Insufficient Investment in Technology Could Stifle Operations Effectiveness
Operations leaders believe insufficient investment in technology could hold back the effectiveness of their departments to manage expected periods of additional significant change, according to new research by Pegasystems the software company that crushes business complexity. The global study, conducted by research firm iResearch, surveyed operations leaders from 10 countries in the Americas, Europe, and Asia-Pacific for their thoughts on what the future holds for operations functions over the next five years.
With responsibility for people, budgets, project delivery, transformation, and strategy, operations teams can make or break the success of any modern organization. Notwithstanding this, the research showed that 50 percent of respondents feel that operations do not currently get the level of investment needed to be truly effective. This is despite the fact that nearly two thirds (64 percent) say additional investment in technology would have a significant transformational impact on both the efficiency and effectiveness of operations teams. Meanwhile, 73 percent say that the ability to keep up to date with the latest technologies will be key over the course of the next five years, with investment in technology seen as key to building greater resiliency and predictability for operations functions, while also potentially mitigating the impact of the next big disruption.

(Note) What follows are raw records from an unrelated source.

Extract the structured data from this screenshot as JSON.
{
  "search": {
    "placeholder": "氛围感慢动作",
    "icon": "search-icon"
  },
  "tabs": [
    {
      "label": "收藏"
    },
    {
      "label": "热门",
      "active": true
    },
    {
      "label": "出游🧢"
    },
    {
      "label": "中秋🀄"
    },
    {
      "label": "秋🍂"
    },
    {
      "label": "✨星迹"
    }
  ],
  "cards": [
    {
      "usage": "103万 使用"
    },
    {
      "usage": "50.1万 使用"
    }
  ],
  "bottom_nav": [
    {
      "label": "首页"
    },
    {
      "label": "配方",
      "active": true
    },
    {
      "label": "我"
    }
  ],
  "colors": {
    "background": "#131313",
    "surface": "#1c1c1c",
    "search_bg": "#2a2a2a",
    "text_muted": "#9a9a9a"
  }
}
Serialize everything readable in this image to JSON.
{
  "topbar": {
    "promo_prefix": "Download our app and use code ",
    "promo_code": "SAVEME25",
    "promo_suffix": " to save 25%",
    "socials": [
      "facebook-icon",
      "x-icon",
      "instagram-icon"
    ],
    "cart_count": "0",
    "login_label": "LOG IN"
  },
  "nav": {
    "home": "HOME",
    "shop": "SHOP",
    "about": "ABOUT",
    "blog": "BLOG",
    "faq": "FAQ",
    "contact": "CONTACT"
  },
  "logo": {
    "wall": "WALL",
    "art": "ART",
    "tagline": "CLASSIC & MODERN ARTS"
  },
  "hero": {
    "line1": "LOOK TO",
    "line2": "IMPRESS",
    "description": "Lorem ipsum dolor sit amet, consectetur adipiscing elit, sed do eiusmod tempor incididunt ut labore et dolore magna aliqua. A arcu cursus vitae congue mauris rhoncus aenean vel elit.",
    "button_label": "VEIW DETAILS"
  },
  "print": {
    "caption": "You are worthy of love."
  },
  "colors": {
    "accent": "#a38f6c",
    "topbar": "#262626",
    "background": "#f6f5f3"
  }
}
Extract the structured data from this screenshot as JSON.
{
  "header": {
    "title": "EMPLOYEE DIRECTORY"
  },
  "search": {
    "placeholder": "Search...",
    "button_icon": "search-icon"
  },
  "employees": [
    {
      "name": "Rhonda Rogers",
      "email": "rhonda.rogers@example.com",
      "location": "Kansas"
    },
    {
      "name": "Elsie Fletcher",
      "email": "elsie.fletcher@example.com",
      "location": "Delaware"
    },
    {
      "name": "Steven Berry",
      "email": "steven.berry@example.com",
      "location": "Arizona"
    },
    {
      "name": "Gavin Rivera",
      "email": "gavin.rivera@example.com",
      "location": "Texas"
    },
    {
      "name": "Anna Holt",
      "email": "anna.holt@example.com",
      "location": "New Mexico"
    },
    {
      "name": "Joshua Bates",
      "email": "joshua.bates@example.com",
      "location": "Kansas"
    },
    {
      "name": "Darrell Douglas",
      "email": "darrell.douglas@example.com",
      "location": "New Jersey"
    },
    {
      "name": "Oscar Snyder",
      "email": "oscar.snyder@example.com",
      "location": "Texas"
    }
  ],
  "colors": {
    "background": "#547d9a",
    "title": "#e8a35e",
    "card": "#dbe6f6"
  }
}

The study also found that the next five years are predicted to bring a period of additional significant change for operations teams, with technology expected to play a key role in enabling the successful operations functions of tomorrow for those prepared to make the required investment. Some of the expected changes to occur include:
- A move to ubiquitous automation: Seventy-one percent of respondents say the automation of routine administrative and IT tasks will have either a ‘big or transformational’ impact on the operations function over the course of the next five years, while the same percentage also indicated that optimizing workflow through AI and automation will have a similar impact over the same period. This suggests organizations will place greater emphasis on implementing AI-powered decisioning and workflow automation to streamline processes and transform their workflow by reducing inefficiencies and unlocking value.
- The future is hybrid, not zero operations: While many consultants and technologists have predicted that the future of the operations function is ‘zero operations’, in which everything is automated, respondents indicated that a hybrid model, with a mixture of automation and in-person, seems the most likely. Almost one third (29 percent) say they were already too committed to a hands-on, human approach to fully automate their operations function, while one quarter (26 percent) say they require a specific person to do perform the role effectively, meaning they are unable to automate.
- Ops leaders will need to become more tech savvy: When asked which competencies will be most important to them in the next three to five years, respondents identified digital and computational skills as the most significant – with one third (32 percent) citing them as key. Leaders in the operations function will also be required to upskill themselves in other ways, with business strategy (31 percent) and collaboration (26 percent) deemed to be important competencies to develop.
- The rise of the ops specialist: The rise of automation and hybrid operations functions will see a greater number of operations specialists. Half of the respondents (48 percent) say they will need to hire more specialists to handle operations work that can’t be automated or digitized, while over one third (36 percent) say they will reduce the number of generalists in operations roles.